**What you need to do**
Records follow. Select each line holding "makecert".

**Exercise materials**
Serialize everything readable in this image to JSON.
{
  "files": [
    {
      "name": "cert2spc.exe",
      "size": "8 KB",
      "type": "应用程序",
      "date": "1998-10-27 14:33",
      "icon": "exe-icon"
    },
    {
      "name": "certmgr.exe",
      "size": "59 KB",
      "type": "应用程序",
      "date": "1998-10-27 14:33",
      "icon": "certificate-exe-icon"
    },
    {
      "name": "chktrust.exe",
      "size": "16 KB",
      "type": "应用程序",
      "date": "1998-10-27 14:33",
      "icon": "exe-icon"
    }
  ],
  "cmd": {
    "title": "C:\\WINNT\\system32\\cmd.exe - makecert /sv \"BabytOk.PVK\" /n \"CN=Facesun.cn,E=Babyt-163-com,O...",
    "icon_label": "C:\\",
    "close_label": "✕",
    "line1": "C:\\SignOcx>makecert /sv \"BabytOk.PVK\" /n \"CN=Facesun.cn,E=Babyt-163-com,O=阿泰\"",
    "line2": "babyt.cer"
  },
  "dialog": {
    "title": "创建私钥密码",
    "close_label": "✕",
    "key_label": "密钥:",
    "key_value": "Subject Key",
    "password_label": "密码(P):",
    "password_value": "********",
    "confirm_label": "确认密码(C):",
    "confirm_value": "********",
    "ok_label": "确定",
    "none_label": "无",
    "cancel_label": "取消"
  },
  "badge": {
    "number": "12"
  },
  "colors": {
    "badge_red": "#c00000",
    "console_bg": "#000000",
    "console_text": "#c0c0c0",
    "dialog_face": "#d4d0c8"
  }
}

**Written response**
    "title": "C:\\WINNT\\system32\\cmd.exe - makecert /sv \"BabytOk.PVK\" /n \"CN=Facesun.cn,E=Babyt-163-com,O...",
    "line1": "C:\\SignOcx>makecert /sv \"BabytOk.PVK\" /n \"CN=Facesun.cn,E=Babyt-163-com,O=阿泰\"",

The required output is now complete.